## The problem
List, from the lines below, each one with "rest" in it.

[Opening Data shown section]

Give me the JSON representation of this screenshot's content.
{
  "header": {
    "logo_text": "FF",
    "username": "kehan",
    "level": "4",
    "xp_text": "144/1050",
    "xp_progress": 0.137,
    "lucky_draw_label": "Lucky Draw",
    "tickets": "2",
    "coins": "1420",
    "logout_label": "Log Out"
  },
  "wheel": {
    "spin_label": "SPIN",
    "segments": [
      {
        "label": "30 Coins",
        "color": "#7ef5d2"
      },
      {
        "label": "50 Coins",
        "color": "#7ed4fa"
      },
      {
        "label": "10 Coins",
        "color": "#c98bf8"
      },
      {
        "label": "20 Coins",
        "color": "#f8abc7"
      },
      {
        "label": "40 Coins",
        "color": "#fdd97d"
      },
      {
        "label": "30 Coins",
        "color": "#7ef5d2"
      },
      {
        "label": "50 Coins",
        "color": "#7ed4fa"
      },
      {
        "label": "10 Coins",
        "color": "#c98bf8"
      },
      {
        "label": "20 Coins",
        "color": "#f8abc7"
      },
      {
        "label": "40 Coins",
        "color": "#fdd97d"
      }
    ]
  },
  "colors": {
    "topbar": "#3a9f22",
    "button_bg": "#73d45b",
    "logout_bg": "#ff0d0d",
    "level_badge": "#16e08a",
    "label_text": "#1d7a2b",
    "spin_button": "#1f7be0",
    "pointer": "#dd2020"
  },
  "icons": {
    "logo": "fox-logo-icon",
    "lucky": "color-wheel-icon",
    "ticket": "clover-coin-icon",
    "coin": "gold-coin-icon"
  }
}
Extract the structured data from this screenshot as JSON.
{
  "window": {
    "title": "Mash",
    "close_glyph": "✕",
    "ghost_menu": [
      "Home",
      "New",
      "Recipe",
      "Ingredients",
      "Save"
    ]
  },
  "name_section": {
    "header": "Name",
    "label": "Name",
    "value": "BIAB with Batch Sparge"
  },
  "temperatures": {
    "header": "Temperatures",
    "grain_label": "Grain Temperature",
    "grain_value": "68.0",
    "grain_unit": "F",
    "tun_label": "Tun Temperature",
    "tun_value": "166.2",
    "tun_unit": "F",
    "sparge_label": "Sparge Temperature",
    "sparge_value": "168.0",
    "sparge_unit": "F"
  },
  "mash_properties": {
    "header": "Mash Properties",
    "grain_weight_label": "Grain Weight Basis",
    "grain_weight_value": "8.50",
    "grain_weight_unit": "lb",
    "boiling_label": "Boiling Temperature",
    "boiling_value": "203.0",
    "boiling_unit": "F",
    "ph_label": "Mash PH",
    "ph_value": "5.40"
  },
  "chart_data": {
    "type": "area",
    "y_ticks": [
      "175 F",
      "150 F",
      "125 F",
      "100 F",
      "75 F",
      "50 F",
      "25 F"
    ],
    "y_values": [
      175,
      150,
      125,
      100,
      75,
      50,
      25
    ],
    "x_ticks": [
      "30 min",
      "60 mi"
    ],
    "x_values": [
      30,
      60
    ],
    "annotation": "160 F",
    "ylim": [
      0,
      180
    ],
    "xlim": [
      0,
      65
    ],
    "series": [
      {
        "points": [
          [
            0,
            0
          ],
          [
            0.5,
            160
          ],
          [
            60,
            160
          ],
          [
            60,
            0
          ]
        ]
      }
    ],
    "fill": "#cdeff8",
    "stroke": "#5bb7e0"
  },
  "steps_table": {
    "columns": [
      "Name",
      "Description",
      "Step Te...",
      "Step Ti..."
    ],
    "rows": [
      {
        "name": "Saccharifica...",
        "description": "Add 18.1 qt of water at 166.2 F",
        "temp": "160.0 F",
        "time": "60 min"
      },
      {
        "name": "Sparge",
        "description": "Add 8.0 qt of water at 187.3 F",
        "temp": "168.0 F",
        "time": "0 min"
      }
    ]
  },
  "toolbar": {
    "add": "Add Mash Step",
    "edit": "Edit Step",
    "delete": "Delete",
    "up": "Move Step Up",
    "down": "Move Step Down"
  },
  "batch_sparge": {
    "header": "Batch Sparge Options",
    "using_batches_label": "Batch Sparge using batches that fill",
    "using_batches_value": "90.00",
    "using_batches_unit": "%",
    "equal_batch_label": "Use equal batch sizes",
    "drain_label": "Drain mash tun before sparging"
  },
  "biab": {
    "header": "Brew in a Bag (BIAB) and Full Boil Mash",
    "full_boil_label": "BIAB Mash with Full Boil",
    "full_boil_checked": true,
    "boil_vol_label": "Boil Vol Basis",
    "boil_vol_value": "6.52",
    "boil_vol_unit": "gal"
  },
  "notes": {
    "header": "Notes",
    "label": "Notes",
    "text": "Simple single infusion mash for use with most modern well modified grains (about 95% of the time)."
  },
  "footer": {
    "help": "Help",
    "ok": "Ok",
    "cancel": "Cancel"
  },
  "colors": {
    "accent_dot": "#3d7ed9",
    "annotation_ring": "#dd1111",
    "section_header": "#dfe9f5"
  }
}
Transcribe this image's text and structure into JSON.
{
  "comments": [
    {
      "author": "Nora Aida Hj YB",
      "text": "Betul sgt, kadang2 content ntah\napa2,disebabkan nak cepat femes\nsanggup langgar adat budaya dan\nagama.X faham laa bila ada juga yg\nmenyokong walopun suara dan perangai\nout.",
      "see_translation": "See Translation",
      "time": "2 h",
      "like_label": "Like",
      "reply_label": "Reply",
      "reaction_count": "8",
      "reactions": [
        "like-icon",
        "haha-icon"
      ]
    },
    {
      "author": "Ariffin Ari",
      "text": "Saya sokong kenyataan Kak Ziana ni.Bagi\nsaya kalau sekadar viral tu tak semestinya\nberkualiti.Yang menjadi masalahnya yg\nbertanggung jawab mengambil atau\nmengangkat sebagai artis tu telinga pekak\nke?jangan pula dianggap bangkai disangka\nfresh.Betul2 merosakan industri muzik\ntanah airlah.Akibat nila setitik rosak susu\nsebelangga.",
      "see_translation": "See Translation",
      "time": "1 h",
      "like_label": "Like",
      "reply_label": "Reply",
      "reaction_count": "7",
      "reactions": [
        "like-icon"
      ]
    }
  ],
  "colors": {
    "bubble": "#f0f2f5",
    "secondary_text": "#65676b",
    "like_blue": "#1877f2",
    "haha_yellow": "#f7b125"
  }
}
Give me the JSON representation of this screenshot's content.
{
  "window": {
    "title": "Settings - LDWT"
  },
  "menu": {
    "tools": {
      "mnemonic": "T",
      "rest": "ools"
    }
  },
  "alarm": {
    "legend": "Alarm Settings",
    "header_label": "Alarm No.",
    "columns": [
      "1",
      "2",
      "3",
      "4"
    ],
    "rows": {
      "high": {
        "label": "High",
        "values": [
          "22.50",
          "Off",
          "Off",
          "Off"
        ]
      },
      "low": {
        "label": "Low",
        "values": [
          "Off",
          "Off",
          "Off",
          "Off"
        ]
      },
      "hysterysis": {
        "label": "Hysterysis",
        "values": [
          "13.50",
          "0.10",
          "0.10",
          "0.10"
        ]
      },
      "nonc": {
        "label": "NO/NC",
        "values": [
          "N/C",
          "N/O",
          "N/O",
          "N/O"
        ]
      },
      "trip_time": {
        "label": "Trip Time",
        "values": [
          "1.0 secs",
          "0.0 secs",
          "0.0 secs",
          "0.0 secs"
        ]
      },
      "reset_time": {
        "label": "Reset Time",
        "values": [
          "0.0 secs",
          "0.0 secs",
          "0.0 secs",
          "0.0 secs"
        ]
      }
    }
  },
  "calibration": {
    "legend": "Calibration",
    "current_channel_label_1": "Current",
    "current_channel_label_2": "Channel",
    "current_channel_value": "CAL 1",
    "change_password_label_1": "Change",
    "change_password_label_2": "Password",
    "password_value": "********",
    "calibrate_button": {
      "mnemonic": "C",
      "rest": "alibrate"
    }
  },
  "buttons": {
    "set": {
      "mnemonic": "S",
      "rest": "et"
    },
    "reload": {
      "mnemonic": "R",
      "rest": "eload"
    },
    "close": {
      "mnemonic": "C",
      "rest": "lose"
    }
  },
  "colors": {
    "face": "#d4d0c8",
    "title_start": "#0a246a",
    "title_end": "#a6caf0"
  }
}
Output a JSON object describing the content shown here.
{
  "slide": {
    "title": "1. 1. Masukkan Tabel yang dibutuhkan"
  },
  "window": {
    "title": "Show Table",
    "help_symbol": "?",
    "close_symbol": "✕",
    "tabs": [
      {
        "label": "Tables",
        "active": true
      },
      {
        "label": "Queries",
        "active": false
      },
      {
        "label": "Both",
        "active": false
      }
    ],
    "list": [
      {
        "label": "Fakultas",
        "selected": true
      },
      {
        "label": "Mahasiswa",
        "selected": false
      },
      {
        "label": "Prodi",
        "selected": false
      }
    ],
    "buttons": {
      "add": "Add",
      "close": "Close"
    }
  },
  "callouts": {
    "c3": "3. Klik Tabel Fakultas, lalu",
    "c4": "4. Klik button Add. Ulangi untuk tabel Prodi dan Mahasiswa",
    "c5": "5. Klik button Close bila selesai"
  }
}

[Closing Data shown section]

## Result
      "rest": "ools"
      "rest": "alibrate"
      "rest": "et"
      "rest": "eload"
      "rest": "lose"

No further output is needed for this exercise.